**GOAL OF THE EXERCISE:** Each entry must be output exactly as it appears.

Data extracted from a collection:
Start of Block

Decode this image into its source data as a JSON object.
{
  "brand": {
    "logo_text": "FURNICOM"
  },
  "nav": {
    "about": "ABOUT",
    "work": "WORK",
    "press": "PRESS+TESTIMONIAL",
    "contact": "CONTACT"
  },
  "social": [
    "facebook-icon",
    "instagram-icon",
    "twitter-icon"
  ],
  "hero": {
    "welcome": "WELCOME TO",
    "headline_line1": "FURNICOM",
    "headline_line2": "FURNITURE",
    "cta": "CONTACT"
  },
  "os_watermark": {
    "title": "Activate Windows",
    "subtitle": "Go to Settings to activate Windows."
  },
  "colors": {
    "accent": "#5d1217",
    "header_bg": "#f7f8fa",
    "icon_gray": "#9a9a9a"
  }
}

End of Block

**YOUR SOLUTION:**
Decode this image into its source data as a JSON object.
{
  "brand": {
    "logo_text": "FURNICOM"
  },
  "nav": {
    "about": "ABOUT",
    "work": "WORK",
    "press": "PRESS+TESTIMONIAL",
    "contact": "CONTACT"
  },
  "social": [
    "facebook-icon",
    "instagram-icon",
    "twitter-icon"
  ],
  "hero": {
    "welcome": "WELCOME TO",
    "headline_line1": "FURNICOM",
    "headline_line2": "FURNITURE",
    "cta": "CONTACT"
  },
  "os_watermark": {
    "title": "Activate Windows",
    "subtitle": "Go to Settings to activate Windows."
  },
  "colors": {
    "accent": "#5d1217",
    "header_bg": "#f7f8fa",
    "icon_gray": "#9a9a9a"
  }
}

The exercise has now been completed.